━━━ INPUT MATERIAL ━━━

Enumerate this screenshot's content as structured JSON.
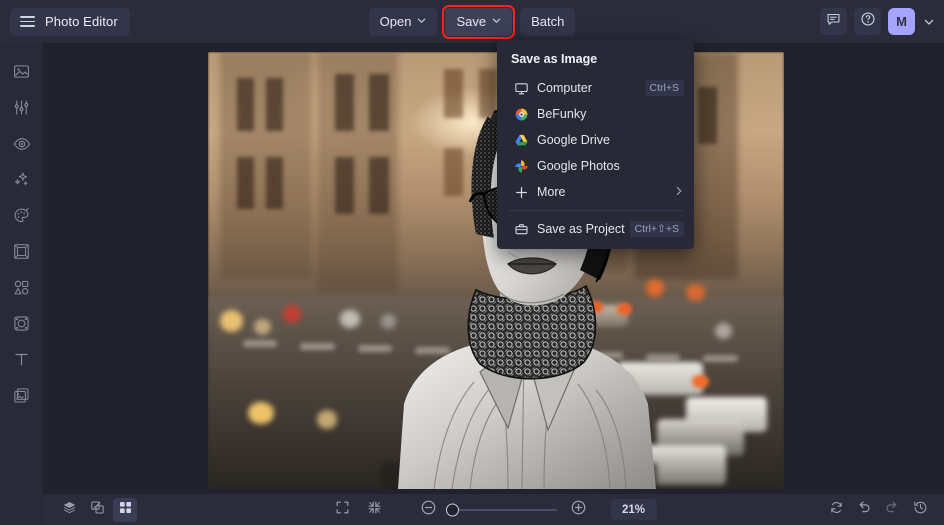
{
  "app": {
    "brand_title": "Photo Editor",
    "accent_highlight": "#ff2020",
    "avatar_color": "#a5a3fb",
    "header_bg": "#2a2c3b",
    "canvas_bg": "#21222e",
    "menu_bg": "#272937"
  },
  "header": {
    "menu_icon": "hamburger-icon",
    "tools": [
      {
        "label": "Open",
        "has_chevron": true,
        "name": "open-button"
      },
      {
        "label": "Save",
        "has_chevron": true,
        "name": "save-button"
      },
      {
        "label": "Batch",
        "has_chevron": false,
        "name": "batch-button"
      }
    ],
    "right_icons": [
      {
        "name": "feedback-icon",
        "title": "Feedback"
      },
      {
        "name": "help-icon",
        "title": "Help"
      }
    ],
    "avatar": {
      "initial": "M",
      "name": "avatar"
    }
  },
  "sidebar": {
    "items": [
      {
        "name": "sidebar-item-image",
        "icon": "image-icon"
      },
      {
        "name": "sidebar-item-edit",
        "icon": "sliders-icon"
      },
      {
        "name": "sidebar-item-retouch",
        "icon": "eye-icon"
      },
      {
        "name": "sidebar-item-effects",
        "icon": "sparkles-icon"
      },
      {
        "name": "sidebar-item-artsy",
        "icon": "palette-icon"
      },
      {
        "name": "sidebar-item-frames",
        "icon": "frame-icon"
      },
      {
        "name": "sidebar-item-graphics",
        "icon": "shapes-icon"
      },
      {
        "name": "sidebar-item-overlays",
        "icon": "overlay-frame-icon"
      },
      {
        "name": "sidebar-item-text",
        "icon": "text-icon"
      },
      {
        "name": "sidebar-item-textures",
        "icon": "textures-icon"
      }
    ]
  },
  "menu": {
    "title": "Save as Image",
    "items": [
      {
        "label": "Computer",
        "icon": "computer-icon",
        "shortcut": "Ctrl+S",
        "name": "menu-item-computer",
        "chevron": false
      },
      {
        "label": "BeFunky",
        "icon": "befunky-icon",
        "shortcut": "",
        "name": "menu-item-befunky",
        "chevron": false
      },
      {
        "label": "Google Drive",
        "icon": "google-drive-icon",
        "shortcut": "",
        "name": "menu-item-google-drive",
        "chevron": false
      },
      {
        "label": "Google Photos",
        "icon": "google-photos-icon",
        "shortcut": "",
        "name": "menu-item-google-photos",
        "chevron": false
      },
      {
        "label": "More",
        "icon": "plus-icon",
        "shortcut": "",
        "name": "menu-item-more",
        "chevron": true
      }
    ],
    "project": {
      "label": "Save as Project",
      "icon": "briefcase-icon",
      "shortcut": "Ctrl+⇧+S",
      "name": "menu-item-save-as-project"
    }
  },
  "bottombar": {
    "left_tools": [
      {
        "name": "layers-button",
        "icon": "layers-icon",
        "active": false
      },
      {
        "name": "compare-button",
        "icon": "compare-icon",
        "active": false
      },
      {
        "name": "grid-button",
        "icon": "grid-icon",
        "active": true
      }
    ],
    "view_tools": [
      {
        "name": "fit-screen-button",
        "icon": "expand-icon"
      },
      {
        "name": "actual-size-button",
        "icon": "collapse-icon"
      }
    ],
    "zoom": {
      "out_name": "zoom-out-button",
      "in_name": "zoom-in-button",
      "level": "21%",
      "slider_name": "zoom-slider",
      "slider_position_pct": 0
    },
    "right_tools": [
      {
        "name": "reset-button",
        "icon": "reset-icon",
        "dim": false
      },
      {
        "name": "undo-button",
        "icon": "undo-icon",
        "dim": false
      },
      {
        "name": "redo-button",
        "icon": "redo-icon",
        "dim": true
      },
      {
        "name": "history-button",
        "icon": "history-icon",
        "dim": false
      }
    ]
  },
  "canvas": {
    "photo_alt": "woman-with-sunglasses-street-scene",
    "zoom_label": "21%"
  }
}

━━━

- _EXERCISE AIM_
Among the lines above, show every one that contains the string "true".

- _RESPONSE BELOW_
        "has_chevron": true,
        "has_chevron": true,
        "chevron": true
        "active": true
        "dim": true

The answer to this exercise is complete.